Secretary of State Ross Miller is asking for information from county clerks and registrars about the possibility of using mail-in ballots for the upcoming special election to fill the vacant Congressional District 2 seat.
“One of our biggest concerns with the special election is trying to reduce the cost to taxpayers,” he said today. “And under new legislation, any county clerk or registrar can convert any precinct into a mail ballot-only precinct with the permission of our office.
“We’ve received several requests from some county clerks who want to at least explore that option and so we simply asked them to prepare some analysis and identify potential issues,” Miller said.
Miller is asking each county to provide his office with itemized cost estimates for printing, postage, additional staff time, and other expenses. He’s also asking local elections officials to address any administrative problems or concerns they might anticipate. County clerks and registrars are being asked to provide the information by the end of next week.
Miller said he remains skeptical that there would be any cost savings by running the special election through a mail-in ballot process, but the information provided by local election officials should help answer the question.

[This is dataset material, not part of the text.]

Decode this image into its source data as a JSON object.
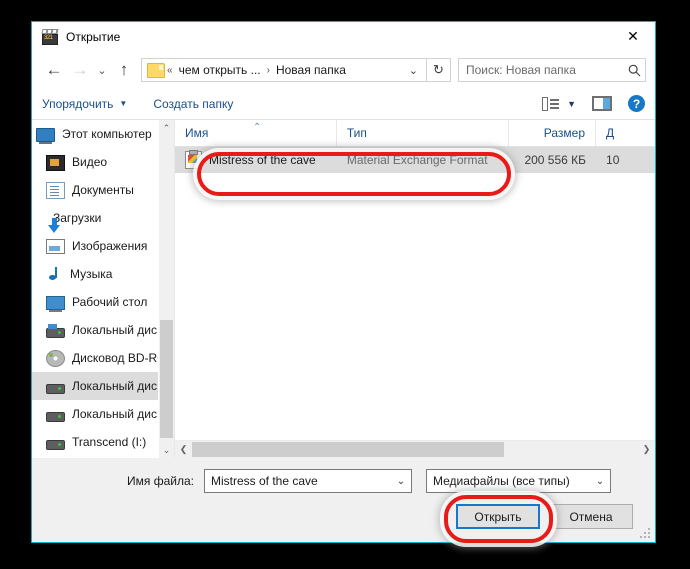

“All-mail elections are really a Western phenomenon,” he said. “In Oregon they use entirely mail ballots. In Washington, I believe it is over 90 percent, and Arizona is very high also. So it has been a trend that we have seen as some of the states move away from electronic voting machines.”